The record of climate also includes extreme values like record high temperatures or record amounts of rainfall. So, if a news anchor on the TV says, “today we hit a record high,” that local weather forecaster refers to a climate record.

So, climate change refers to the difference in the long-term averages of daily weather. When scientists talk about climate, they look into averages of temperature, humidity, precipitation, sunshine, wind velocity, weather phenomena such as fog, frost, hailstorms, and other weather measures that occur over a long period in a particular place.

Once data are gathered from satellite, lake, reservoir levels, and rain gauge data, scientists can tell if a region was drier than its average during summer or wetter than the average rainfall it receives annually.

Köppen–Geiger climate map

Why Study Climate?

The importance of understanding climate and climate change is that it will affect people all around the world. Sea levels are predicted to rise due to rising global temperatures and changes in precipitation, and other localized climate factors. Forests, agriculture crops, and water supply could all be affected by a changing area climate.

It may also have an impact on human health, wildlife, and a variety of ecosystems. Deserts may grow into existing rangelands, irreversibly altering the nature of several of our National Parks and Forests.

A top scientific organization in the United States, the National Academy of Sciences, estimated that the Earth’s surface temperature has risen by around one degree Fahrenheit over the last century, with rapid warming in the last two decades. There is fresh and more significant evidence that human activities are to blame for most of the warming during the last 50 years. However, the importance of natural processes and cycles is still a point of contention.

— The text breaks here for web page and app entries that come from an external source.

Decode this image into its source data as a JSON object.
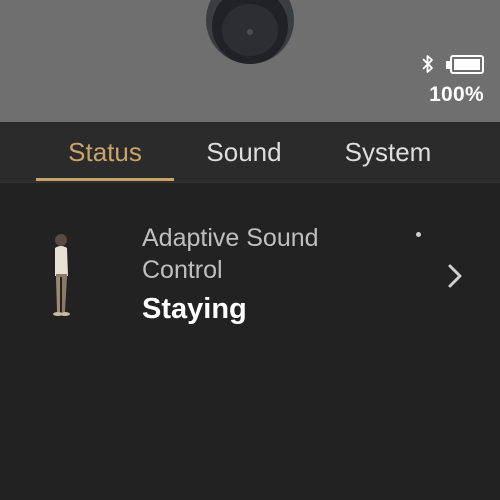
{
  "header": {
    "device_image": "earbud-image",
    "bluetooth_icon": "bluetooth-icon",
    "battery_icon": "battery-icon",
    "battery_level": 1.0,
    "battery_text": "100%"
  },
  "tabs": [
    {
      "label": "Status",
      "active": true
    },
    {
      "label": "Sound",
      "active": false
    },
    {
      "label": "System",
      "active": false
    }
  ],
  "status": {
    "adaptive": {
      "title": "Adaptive Sound Control",
      "value": "Staying",
      "illustration": "standing-person-icon",
      "chevron": "chevron-right-icon"
    }
  },
  "colors": {
    "header_bg": "#6f6f6f",
    "body_bg": "#222222",
    "accent": "#c8a468"
  }
}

The buildup of greenhouse gases – chiefly methane, carbon dioxide, and nitrous oxide – has changed the atmosphere’s chemical makeup as a result of human activity. The fact that these gases trap heat is undeniable, albeit there are questions regarding how the Earth’s climate reacts to them.

According to the United States Climate Change Science Program, factors including land-use change, aerosols, and others may play a role in climate change, although their impact is still unknown.

Who Conducts Research on Climate Change?

Thomas Jefferson pioneered modern climate prediction in the late 1700s, and it is still studied worldwide today.

The United States Global Change Research Program manages the world’s largest climate change research operation at the national level. Furthermore, NOAA, NASA, the US Environmental Protection Agency (EPA), and other federal agencies are aggressively engaging the states, business sector, states, and communities in win-win partnerships to address the crisis of global warming while also growing the economy. Many academic and private scientists also study climate change.

Weather Instruments


A weather station needs various weather instruments to accurately measure atmospheric conditions and provide reliable weather forecasts for weather and climate.

Here are some weather instruments that are essential in forecasting the weather.

  • Barometer – measures atmospheric pressure
  • Thermometer – measures sea surface and air temperature
  • Rain Gauge – measures precipitation amount
  • Wind vane – shows wind direction
  • Hygrometer – measures humidity
  • Anemometer – measures wind speed

Besides the weather forecast you receive from the local forecasters, you can also set up your weather station at home or purchase a personal weather station not to be dependent on a single source of the weather forecast, especially when you have upcoming outdoor activities like stargazing or astrophotography.